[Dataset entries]
····················

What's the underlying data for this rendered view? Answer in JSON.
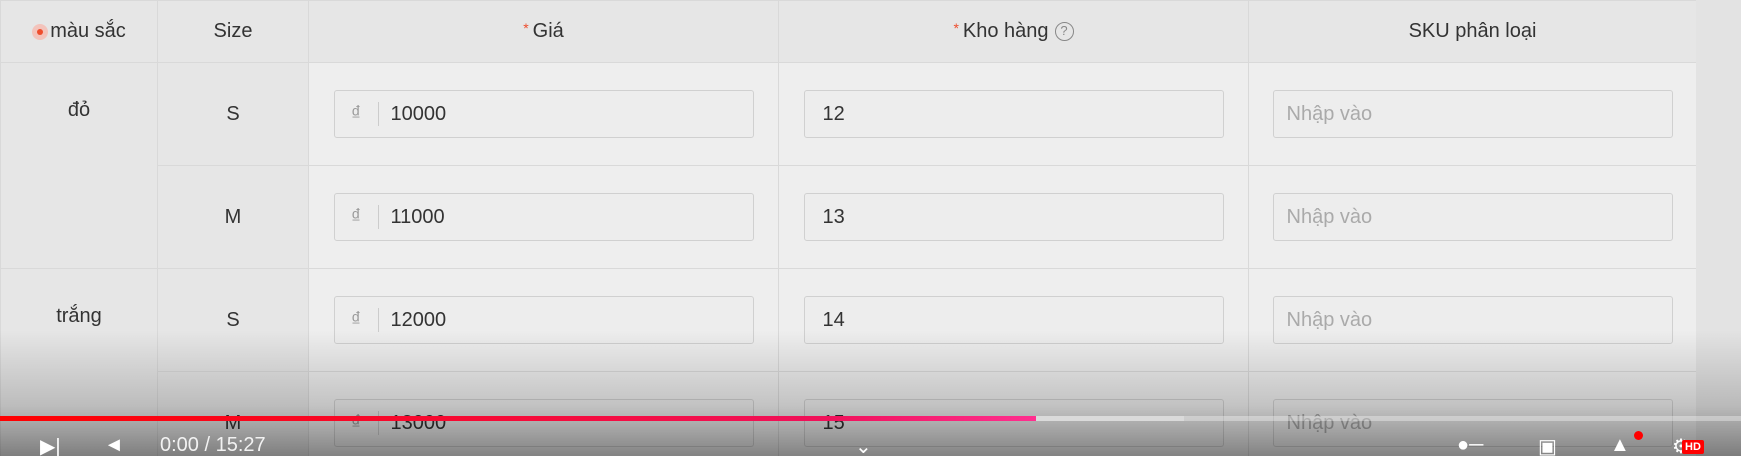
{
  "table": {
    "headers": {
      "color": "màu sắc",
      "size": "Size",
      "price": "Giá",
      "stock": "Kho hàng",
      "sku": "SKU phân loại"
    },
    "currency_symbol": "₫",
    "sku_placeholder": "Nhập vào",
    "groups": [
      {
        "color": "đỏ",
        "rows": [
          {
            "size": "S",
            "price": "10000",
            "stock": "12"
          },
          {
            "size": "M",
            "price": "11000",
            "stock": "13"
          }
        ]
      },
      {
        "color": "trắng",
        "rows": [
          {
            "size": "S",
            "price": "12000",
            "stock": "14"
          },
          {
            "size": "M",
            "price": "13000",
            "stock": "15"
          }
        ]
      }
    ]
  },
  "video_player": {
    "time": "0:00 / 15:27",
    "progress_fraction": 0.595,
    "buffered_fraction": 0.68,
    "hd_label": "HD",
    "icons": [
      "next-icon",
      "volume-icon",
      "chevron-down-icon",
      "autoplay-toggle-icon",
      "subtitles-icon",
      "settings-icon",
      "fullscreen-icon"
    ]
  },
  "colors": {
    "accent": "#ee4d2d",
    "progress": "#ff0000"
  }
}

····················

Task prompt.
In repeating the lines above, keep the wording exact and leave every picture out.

Response to the task.
What's the underlying data for this rendered view? Answer in JSON.
{
  "table": {
    "headers": {
      "color": "màu sắc",
      "size": "Size",
      "price": "Giá",
      "stock": "Kho hàng",
      "sku": "SKU phân loại"
    },
    "currency_symbol": "₫",
    "sku_placeholder": "Nhập vào",
    "groups": [
      {
        "color": "đỏ",
        "rows": [
          {
            "size": "S",
            "price": "10000",
            "stock": "12"
          },
          {
            "size": "M",
            "price": "11000",
            "stock": "13"
          }
        ]
      },
      {
        "color": "trắng",
        "rows": [
          {
            "size": "S",
            "price": "12000",
            "stock": "14"
          },
          {
            "size": "M",
            "price": "13000",
            "stock": "15"
          }
        ]
      }
    ]
  },
  "video_player": {
    "time": "0:00 / 15:27",
    "progress_fraction": 0.595,
    "buffered_fraction": 0.68,
    "hd_label": "HD",
    "icons": [
      "next-icon",
      "volume-icon",
      "chevron-down-icon",
      "autoplay-toggle-icon",
      "subtitles-icon",
      "settings-icon",
      "fullscreen-icon"
    ]
  },
  "colors": {
    "accent": "#ee4d2d",
    "progress": "#ff0000"
  }
}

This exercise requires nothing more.